I have spent many years learning the Bible, doing studies, and attending classes, but those facts did not set me free. As a believer I continued to struggle with eating disorders, addictions, and ungodly attitudes. It was a daily struggle which often ended in despair. “I’ll never be able to do this!” There are many denominations that would label me a “non-believer” based on my actions. What was my problem?

When I went through The Steps to Freedom in Christ I started to understand what was holding me up. Yes, I did have a heart that sought after God, but I had too much junk in my trunk making it impossible for me to drive up the mountaintop of freedom. I struggled every day with wanting to do the right thing, then failing to do it. I chalked it up to Paul’s struggle in Romans 7:24, “Oh wretched man that I am!” I guess it’s the way it will always be; trying to do good and failing. I was taught and believed this was the way of the Christian life, ups and downs; failures and successes.

I had tried to forget about my past and move on for many years, yet I had failed to deal with it head on. One thing I did was list every physical act partaken of with another man that was not my husband. I had to write down their names and what I did. I even had to write down my husband’s name and everything we did before we were married. I went through the list systematically renouncing the deeds and the spiritual bonds it produced. Those were things I tried to forget for many years. I never realized that just pushing the memories away didn’t fix the problem. I had made spiritual agreements with these people and these bonds needed to be broken. Just because I had re-dedicated myself to Jesus didn’t mean the spiritual bonds of sin were severed. Had God already forgiven me? Of course! He forgave me as He suffered on the cross for my every shameful choice, but I couldn’t experience freedom until I acknowledged and renounced my actions.

Repentance isn’t for God, it’s for me.

This process was repeated in every area of my life, not just sexual sin. I’m talking about down to “obeying the laws of the government”. Yes, that means speeding and other traffic violations whether or not I was “caught”. Does this sound extreme to you? I assure you, it’s not. A lifetime of junk piling up set a wall between me and true freedom.

I am living life on the mountaintop now because I finally emptied out the garbage. I acknowledged its existence, renounced it and repented, allowing me to experience the freedom of Christ completely. We’re wearing ourselves out trying to get up that mountain with 500lbs of bricks on our backs. We’re fighting a losing battle by decorating a cake with inedible ingredients.

For the first time in my life I am “living” the way I should; not out of effort but because I have been changed from the inside out.  If my trunk is filled with junk I’ve never faced, I will have no room to retain the truth of Jesus that results in changed behavior.

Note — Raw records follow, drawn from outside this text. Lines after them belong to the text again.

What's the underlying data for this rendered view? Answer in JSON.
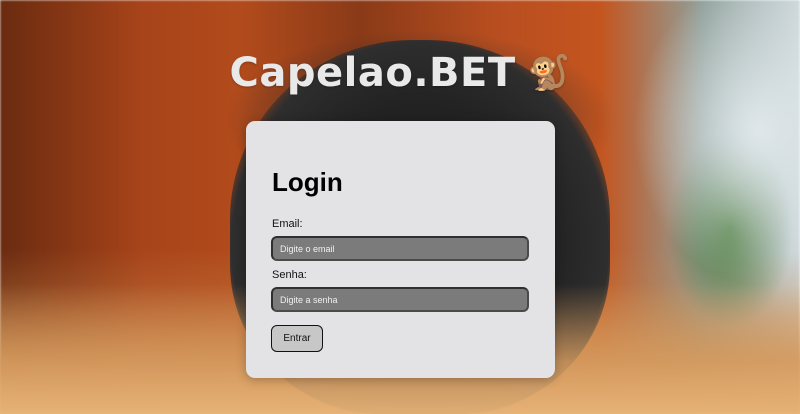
{
  "brand": {
    "title": "Capelao.BET",
    "emoji": "🐒"
  },
  "login": {
    "title": "Login",
    "email_label": "Email:",
    "email_placeholder": "Digite o email",
    "password_label": "Senha:",
    "password_placeholder": "Digite a senha",
    "submit_label": "Entrar"
  }
}
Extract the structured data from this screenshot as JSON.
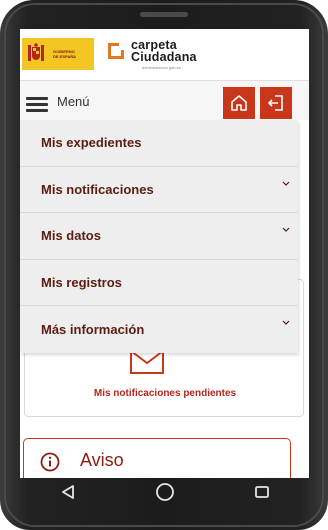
{
  "header": {
    "gov_logo_text": [
      "GOBIERNO",
      "DE ESPAÑA"
    ],
    "brand_line1": "carpeta",
    "brand_line2": "Ciudadana",
    "brand_sub": "administración.gob.es"
  },
  "navbar": {
    "menu_label": "Menú"
  },
  "menu": {
    "items": [
      {
        "label": "Mis expedientes",
        "expandable": false
      },
      {
        "label": "Mis notificaciones",
        "expandable": true
      },
      {
        "label": "Mis datos",
        "expandable": true
      },
      {
        "label": "Mis registros",
        "expandable": false
      },
      {
        "label": "Más información",
        "expandable": true
      }
    ]
  },
  "content": {
    "pending_label": "Mis notificaciones pendientes",
    "aviso_label": "Aviso"
  },
  "colors": {
    "accent": "#c9371b",
    "menu_text": "#5b1d12",
    "gov_yellow": "#f3c624"
  },
  "icons": {
    "menu": "hamburger-icon",
    "home": "home-icon",
    "exit": "logout-icon",
    "expand": "chevron-down-icon",
    "info": "info-icon",
    "back": "back-triangle-icon",
    "home_circle": "home-circle-icon",
    "recents": "recents-square-icon"
  }
}
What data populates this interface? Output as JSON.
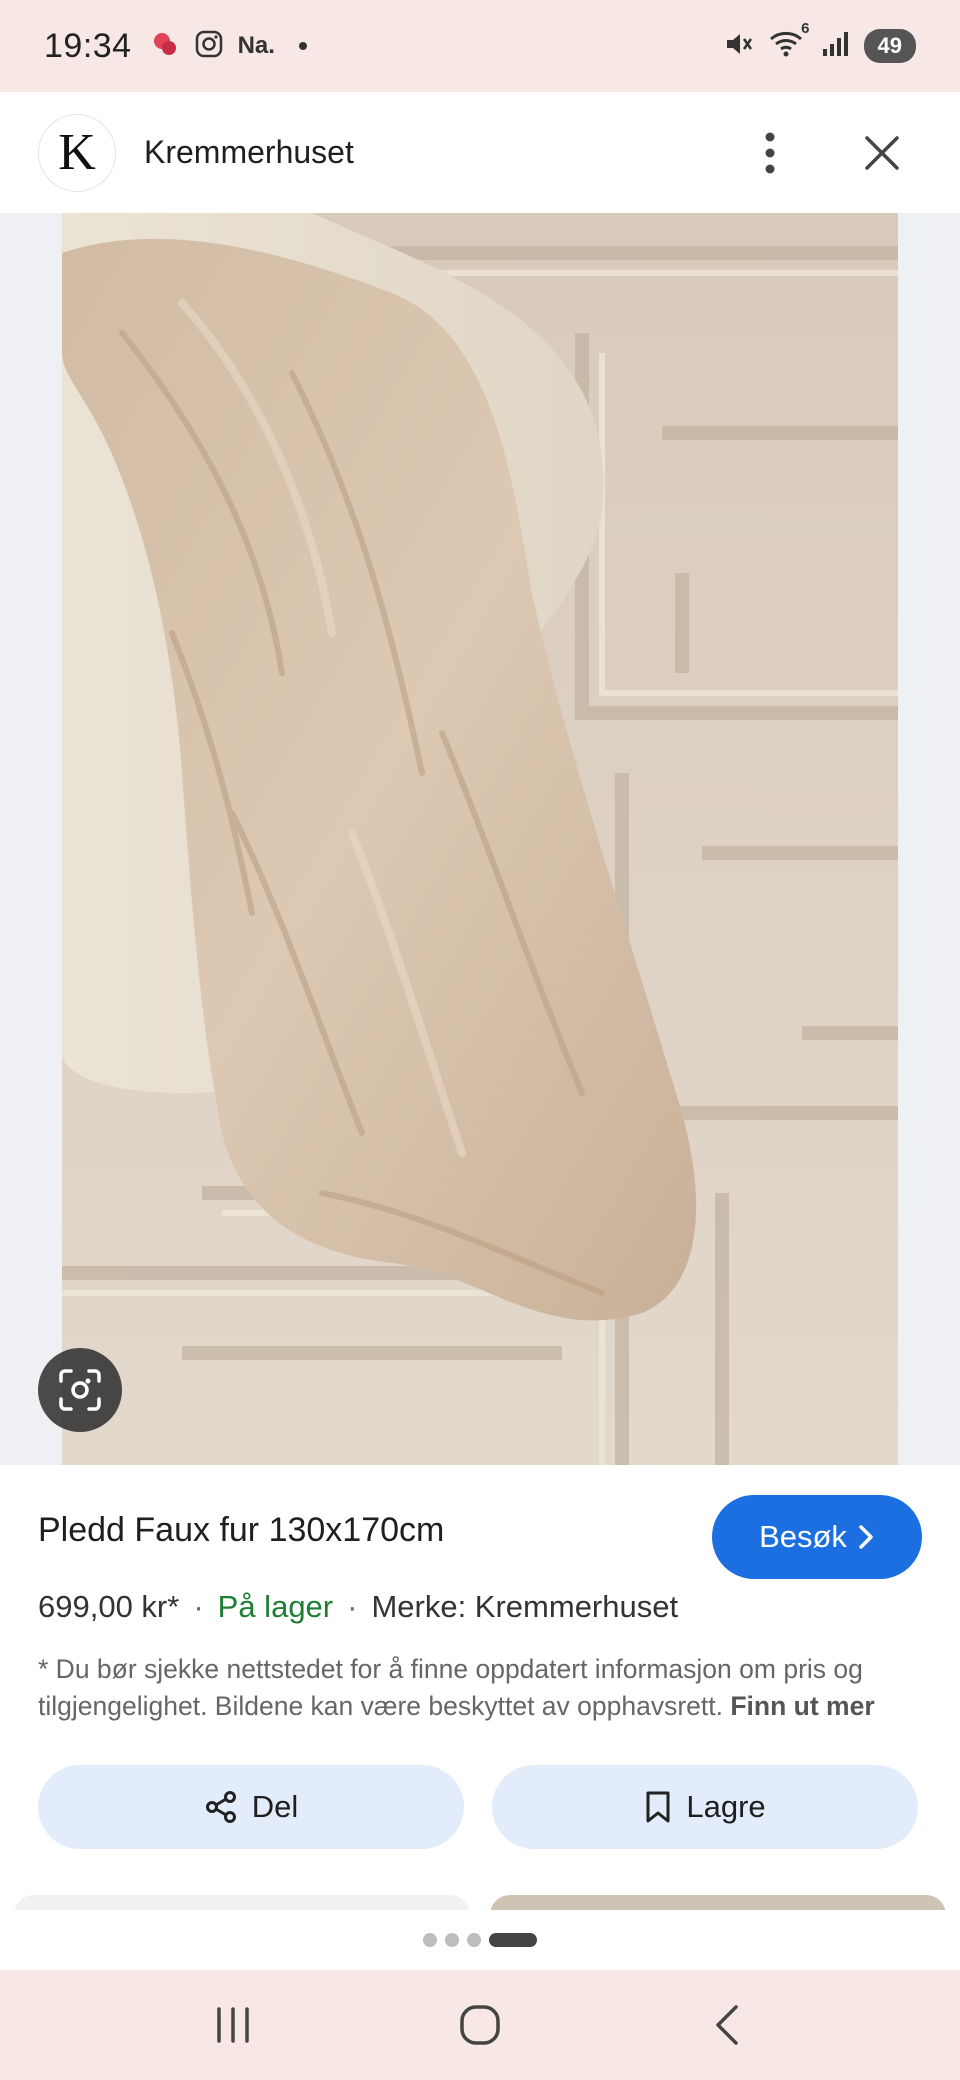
{
  "status_bar": {
    "time": "19:34",
    "notification_text": "Na.",
    "network_badge": "6",
    "battery": "49"
  },
  "header": {
    "logo_letter": "K",
    "site_name": "Kremmerhuset"
  },
  "product": {
    "title": "Pledd Faux fur 130x170cm",
    "visit_label": "Besøk",
    "price": "699,00 kr*",
    "stock": "På lager",
    "brand": "Merke: Kremmerhuset",
    "disclaimer": "* Du bør sjekke nettstedet for å finne oppdatert informasjon om pris og tilgjengelighet. Bildene kan være beskyttet av opphavsrett.",
    "learn_more": "Finn ut mer"
  },
  "actions": {
    "share_label": "Del",
    "save_label": "Lagre"
  },
  "pagination": {
    "total": 4,
    "active": 4
  },
  "icons": {
    "header": [
      "more-vertical-icon",
      "close-icon"
    ],
    "lens": "camera-search-icon",
    "nav": [
      "recent-apps-icon",
      "home-icon",
      "back-icon"
    ]
  },
  "colors": {
    "accent": "#1b6fe0",
    "stock_green": "#1e7e34",
    "chip_bg": "#e3ecfa",
    "system_bar": "#f7e8e6"
  }
}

Am I perfect? No, but I am equipped, armed, and ready for the spiritual battle that rages every day of my life and that has allowed me to walk in my position with Christ as a saint.